Residents were provided with a ballot and pens to rank their choices, as well as a packet providing detailed descriptions of the projects in question. As in the first series of meetings, representatives from state and federal agencies were on hand to answer questions. The housing and infrastructure categories had the largest amount f proposed projects. Tentative plans for the two categories included establishing quality standards for multi-family developments, improving LaPlace’s water supply by developing an addition well at Ruddock, accessing the need and resources for sernior rental housing, improving roadway maintenance and safety, establising a first-time homebuyer program and expanding public transit services to help those with transportation challenges. Health and social services projects included improving mental health care services and creating a farmers’ markert.
The economic category contained suggestions such as attracting an outlet mall and youth entertainment business to the parish and beautifying entrance signage. Initiating a St. John cultural history project, expanding access to west bank natural resources and developing Airline Highway as a scenic by-way route were some of the options listed in the natural and cultural resources category.

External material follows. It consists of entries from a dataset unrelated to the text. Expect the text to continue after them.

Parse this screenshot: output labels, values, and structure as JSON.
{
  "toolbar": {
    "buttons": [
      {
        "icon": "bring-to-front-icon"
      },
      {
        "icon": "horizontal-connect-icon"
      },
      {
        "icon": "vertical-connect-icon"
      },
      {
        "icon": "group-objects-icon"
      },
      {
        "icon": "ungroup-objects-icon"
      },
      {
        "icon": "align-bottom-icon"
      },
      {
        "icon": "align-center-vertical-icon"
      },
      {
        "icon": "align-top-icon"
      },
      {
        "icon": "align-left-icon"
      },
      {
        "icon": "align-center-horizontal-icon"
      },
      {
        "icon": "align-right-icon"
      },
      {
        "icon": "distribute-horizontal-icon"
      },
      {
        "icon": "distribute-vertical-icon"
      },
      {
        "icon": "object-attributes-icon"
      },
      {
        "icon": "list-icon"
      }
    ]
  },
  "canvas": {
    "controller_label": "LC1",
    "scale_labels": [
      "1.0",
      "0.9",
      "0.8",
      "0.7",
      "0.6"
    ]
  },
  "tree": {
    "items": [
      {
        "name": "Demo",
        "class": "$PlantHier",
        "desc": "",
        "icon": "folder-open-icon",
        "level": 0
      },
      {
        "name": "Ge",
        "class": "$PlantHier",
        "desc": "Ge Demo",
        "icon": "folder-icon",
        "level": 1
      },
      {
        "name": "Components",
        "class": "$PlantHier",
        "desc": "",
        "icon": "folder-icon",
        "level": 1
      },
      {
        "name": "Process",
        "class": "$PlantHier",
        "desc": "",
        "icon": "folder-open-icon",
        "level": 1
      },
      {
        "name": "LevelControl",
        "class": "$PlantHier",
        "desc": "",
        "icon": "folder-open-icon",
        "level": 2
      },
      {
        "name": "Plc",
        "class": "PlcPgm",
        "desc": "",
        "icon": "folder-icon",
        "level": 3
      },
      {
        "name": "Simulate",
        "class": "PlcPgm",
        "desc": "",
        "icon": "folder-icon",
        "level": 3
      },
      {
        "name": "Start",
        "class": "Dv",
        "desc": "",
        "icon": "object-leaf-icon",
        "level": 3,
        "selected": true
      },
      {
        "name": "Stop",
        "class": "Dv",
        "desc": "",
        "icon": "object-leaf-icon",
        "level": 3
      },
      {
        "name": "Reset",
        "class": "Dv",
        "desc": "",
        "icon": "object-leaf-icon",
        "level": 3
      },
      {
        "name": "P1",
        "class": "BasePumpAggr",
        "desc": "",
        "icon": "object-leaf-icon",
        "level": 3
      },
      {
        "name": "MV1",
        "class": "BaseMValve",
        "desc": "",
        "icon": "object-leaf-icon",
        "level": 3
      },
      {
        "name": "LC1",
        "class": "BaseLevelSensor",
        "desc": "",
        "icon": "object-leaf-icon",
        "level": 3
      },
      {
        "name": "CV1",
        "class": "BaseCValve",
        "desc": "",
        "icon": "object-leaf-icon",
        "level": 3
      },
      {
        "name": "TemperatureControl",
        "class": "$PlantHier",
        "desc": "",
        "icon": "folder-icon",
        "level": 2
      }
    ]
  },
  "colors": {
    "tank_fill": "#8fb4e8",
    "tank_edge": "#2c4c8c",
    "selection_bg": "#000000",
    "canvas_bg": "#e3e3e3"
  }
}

“I’m coming to see what’s going on because if its involving the parish I’m all for it. Mainly, if I’m looking at anything it’s going to be what they’re going to do as far as infrastructure and what they’re going to be bringing on the west bank side,” said Dora Sylvain. “And also health and welfare for the citizens on the west bank. We have a lot on the east bank but not too much on the west bank yet. Businesses and what have you.”
Rev. Moore, a pastor at Harvest Time Christian Center, said he favored the suggestion to convert Second Ward High School into a multi-use center.
“I’m about making a difference in the lives of people. I think the community as a whole could benefit from that project versus having separate projects that would impact the lives of cerain people,” he said.
The “Building Back Better and Stronger” initiative is supported by state and federal partner agencies under the National Disaster Recovery Framework that was launched in Louisiana following Hurricane Isaac. The last open house will take place this evening at the Regala Gymnasium in Reserve from 5:30 p.m. to 8 p.m.